By Michele Kambas

As day breaks over a tiny village in the north-west, some 20 people in an ancient Church observe a morning liturgy in an even more ancient language.

For centuries, this small community of Maronites has retained a distinct identity rooted in their Catholic faith.

Ancestors of Christians who settled in Cyprus after fleeing what is now Lebanon and Syria in waves from the 8th century onwards, many were forced to move again after the invasion almost half a century ago.

Some fear that unless more of them are allowed back to their homes, their community and its language will die out; they are hoping a visit this week by Pope Francis will help their cause.

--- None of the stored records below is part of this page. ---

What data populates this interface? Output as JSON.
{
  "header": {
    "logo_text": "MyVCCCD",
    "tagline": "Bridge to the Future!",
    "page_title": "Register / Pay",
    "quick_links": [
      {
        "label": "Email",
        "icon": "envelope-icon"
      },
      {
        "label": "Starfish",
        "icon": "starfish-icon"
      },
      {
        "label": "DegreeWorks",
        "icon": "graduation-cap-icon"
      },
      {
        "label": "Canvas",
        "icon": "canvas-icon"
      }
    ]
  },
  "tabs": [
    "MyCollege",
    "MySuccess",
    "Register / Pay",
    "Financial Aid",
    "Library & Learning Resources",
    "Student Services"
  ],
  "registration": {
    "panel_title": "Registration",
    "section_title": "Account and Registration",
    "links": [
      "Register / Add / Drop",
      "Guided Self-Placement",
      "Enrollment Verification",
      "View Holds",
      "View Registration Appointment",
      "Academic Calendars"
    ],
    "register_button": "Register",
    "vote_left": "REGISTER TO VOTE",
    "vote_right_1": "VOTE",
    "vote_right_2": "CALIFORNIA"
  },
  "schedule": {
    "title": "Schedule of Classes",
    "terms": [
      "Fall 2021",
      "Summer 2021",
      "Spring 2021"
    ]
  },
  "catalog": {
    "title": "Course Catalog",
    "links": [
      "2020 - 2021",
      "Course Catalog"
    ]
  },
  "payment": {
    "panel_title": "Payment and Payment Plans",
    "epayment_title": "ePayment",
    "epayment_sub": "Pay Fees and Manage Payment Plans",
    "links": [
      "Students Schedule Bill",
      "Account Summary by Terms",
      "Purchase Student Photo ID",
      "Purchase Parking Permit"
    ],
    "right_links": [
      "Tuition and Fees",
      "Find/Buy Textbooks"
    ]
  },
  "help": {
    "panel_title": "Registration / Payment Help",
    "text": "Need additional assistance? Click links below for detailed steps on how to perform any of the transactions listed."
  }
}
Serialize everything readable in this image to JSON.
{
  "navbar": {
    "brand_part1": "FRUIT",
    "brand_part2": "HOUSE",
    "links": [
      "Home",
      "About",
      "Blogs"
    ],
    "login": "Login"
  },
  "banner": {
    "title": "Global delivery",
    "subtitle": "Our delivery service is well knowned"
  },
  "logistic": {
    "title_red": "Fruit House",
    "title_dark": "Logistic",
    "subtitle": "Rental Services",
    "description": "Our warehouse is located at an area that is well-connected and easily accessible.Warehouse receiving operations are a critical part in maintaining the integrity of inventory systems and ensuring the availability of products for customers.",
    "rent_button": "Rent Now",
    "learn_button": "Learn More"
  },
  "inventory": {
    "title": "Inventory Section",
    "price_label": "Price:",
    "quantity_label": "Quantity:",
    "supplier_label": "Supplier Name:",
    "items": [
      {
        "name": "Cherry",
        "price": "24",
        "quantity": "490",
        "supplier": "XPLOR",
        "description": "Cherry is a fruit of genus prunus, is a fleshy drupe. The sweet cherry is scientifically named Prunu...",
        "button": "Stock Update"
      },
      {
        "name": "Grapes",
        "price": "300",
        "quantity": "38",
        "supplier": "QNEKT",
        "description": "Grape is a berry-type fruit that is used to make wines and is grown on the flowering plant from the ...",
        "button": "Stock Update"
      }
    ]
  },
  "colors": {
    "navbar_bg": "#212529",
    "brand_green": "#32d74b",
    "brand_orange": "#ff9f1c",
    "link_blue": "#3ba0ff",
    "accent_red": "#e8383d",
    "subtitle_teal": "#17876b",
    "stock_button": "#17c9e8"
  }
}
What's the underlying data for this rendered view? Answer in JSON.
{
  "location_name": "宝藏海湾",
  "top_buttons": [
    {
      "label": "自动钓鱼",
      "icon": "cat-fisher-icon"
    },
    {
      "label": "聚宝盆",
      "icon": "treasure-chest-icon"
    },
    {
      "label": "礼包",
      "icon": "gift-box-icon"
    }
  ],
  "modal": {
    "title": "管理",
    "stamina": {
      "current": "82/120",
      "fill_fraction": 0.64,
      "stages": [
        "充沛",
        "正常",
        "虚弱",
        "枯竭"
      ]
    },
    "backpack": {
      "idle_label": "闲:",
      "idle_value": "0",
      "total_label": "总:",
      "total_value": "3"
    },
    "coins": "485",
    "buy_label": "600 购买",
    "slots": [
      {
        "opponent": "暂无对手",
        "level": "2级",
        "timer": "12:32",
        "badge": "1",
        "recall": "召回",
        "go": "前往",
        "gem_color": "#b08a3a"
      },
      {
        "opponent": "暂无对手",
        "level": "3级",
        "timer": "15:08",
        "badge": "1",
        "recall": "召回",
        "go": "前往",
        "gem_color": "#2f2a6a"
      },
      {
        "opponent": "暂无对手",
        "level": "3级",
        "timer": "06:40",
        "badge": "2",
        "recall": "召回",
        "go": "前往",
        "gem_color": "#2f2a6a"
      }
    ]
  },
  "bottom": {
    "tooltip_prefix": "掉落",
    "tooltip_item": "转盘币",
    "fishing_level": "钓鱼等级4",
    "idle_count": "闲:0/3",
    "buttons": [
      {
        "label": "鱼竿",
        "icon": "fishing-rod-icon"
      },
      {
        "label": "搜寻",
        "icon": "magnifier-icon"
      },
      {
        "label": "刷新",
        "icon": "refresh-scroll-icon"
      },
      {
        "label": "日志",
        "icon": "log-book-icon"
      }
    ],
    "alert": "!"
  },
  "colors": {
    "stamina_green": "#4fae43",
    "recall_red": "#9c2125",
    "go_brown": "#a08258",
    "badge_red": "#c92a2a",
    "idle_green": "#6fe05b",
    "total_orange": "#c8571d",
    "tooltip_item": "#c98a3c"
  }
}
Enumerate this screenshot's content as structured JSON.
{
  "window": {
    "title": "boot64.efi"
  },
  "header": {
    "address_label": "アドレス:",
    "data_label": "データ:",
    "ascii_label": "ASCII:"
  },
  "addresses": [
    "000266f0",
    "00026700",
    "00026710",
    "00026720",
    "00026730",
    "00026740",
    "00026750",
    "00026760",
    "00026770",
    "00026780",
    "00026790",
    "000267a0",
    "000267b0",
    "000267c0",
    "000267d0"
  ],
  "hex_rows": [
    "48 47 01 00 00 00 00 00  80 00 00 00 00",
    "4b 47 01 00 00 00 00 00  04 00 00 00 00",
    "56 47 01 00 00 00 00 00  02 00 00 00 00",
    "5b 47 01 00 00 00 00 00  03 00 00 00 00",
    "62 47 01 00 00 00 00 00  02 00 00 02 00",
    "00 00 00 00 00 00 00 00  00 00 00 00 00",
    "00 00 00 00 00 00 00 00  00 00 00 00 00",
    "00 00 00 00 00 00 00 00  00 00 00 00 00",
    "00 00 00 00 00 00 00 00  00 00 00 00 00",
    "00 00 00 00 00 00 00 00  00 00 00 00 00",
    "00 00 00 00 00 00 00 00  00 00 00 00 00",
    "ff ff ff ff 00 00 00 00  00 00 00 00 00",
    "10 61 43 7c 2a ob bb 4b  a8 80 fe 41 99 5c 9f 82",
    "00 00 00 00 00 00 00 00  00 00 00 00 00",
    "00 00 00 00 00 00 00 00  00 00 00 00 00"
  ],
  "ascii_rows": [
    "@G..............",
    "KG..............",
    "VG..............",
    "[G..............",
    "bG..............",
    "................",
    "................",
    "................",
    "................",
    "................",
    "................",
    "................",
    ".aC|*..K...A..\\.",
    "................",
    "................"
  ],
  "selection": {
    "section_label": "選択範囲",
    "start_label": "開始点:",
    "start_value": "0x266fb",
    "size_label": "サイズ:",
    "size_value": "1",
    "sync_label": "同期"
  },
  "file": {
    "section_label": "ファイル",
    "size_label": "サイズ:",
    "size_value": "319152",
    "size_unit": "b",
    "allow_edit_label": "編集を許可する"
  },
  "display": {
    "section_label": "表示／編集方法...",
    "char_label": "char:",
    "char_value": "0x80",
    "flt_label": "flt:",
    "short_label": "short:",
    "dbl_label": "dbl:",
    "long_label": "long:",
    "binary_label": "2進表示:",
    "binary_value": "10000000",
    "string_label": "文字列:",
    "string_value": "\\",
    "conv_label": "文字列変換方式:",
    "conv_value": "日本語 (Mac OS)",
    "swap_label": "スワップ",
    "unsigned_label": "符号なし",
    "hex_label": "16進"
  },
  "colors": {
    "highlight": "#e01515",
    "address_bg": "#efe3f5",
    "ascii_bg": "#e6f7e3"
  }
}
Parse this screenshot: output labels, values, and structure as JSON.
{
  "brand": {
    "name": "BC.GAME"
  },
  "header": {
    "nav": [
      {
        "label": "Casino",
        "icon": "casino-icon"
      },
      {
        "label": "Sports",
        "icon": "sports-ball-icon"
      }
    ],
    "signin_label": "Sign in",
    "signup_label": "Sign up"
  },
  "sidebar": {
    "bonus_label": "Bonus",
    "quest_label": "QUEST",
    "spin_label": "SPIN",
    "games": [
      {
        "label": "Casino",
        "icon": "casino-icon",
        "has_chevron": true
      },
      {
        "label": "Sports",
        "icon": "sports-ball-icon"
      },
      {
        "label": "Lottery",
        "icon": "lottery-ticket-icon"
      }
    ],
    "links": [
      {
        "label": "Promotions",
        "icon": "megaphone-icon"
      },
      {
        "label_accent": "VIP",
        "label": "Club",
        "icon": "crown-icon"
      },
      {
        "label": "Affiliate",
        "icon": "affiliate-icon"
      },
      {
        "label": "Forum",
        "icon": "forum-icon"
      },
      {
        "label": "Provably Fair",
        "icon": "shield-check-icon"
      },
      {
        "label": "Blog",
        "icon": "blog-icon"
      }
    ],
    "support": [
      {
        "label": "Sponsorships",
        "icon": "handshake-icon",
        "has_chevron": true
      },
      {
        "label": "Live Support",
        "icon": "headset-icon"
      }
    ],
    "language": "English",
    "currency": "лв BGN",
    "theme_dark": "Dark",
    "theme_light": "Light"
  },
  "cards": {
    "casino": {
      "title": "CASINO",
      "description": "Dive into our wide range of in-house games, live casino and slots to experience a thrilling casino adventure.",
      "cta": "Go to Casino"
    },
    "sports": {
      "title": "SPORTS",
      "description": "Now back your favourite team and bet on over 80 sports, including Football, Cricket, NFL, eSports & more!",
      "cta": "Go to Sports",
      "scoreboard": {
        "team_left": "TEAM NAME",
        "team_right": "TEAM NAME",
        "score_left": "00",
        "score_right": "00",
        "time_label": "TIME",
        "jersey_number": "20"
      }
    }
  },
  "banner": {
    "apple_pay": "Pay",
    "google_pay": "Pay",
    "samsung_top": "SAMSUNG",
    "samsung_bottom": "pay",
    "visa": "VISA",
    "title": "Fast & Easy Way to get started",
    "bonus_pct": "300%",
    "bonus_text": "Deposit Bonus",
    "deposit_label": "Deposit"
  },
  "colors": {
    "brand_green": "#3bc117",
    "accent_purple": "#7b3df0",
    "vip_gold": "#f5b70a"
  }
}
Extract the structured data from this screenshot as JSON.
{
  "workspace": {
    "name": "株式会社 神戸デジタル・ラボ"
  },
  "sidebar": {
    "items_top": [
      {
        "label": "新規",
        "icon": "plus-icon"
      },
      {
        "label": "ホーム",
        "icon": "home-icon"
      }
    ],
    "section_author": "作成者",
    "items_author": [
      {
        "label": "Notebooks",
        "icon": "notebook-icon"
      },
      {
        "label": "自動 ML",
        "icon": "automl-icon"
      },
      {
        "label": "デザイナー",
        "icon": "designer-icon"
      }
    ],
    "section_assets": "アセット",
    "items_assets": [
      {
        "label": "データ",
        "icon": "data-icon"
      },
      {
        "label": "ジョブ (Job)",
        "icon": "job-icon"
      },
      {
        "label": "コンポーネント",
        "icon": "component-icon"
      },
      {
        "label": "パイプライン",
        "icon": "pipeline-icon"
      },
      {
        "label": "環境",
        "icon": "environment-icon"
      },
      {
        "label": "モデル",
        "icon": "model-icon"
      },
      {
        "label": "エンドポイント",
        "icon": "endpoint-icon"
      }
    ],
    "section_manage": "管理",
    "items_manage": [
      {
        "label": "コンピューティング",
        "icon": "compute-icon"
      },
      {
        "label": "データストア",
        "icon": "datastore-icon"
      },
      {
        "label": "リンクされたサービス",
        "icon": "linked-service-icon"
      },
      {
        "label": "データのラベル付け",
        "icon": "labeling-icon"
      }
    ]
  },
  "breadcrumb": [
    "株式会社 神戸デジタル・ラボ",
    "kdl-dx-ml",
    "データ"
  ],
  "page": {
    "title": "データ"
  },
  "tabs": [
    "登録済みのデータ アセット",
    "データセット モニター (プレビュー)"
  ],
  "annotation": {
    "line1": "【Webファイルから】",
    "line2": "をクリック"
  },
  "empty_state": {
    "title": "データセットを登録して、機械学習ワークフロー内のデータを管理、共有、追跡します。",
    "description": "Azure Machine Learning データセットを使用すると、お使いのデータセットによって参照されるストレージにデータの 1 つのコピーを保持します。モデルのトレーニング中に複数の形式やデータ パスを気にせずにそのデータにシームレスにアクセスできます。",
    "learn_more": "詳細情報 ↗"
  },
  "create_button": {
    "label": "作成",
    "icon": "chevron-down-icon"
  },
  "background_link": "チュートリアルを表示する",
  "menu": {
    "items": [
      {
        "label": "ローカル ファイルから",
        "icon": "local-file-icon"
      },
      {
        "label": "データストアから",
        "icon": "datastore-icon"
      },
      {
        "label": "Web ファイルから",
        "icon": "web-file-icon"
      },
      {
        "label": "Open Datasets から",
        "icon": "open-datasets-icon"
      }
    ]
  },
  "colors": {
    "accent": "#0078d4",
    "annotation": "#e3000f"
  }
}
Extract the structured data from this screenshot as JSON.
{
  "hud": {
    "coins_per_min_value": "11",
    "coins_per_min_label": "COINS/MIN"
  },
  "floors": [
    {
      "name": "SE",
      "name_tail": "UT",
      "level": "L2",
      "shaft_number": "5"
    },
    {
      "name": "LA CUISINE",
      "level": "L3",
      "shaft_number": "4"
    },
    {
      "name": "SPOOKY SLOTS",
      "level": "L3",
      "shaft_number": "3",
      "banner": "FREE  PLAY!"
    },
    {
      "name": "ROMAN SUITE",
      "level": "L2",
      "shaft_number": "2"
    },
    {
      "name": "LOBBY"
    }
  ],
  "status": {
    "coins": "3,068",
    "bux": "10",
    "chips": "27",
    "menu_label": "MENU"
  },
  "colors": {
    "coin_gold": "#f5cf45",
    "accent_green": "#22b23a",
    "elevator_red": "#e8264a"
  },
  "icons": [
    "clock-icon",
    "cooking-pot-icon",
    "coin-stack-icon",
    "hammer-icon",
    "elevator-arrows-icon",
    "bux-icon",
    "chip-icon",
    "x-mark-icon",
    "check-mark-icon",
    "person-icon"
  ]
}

“What we would want from the Holy See is for it to extend a hand… to change this situation so the coming generation retains its identity, as Maronites,” Father Iosif Skender, a Maronite priest, said.

“If we lose our villages, we lose our identity.”

One of the main events of the pope’s visit on Thursday and Friday will be held at the Maronite cathedral in Nicosia.

The village of Kormakitis is the largest of four Maronite communities in the north.

Less than 200 of its 2,000 strong community remained after the invasion, although since crossing opened in 2003, and permission was given in 2010 for Maronites to resettle there, the population has now grown to about 250.

The melodic service at the Church of St George in Kormakitis takes place in Greek, Arabic and Syriac-Aramaic, the ancient tongue spoken by Jesus and passed on down by their forefathers.

“There is the beauty of these three languages, but essentially it’s Aramaic which is the basis of the tradition of Maronites,” Skender said.

The Maronite Church is headquartered in Lebanon, where most of its members still reside, but beyond the doors of the church in Cyprus, another hybrid Aramaic has evolved, spoken by only about 800-900 Cypriot Maronites.

Cypriot Maronite Arabic (CMA), also known as ‘Sanna’ was passed down phonetically from generation to generation and went unwritten for centuries until an alphabet was established several years ago.

The community now has a textbook for language classes but fears difficulties in learning it in isolation.

“I’m the last generation that speaks it,” said Antonis Skoullos, whose family is from Kormakitis. “In 50 years this language will only be heard on YouTube.”

“It’s a heritage… it’s not a line on your CV”.

In the local coffee shop men chat animatedly among themselves in Sanna, also known as ‘Arabika’, politely switching seamlessly to Greek for strangers.

“Our children know Arabika but their children don’t, so we are forced to switch to Greek, and that’s how our language is gradually being eroded,” said Iosifis Skordi. His wife Chrystalla, 93, nodded her head vigorously in agreement.

Skordi, who still drives a pickup at 92, said he would do his utmost to see the Pope during his visit. “He is second to God,” he said.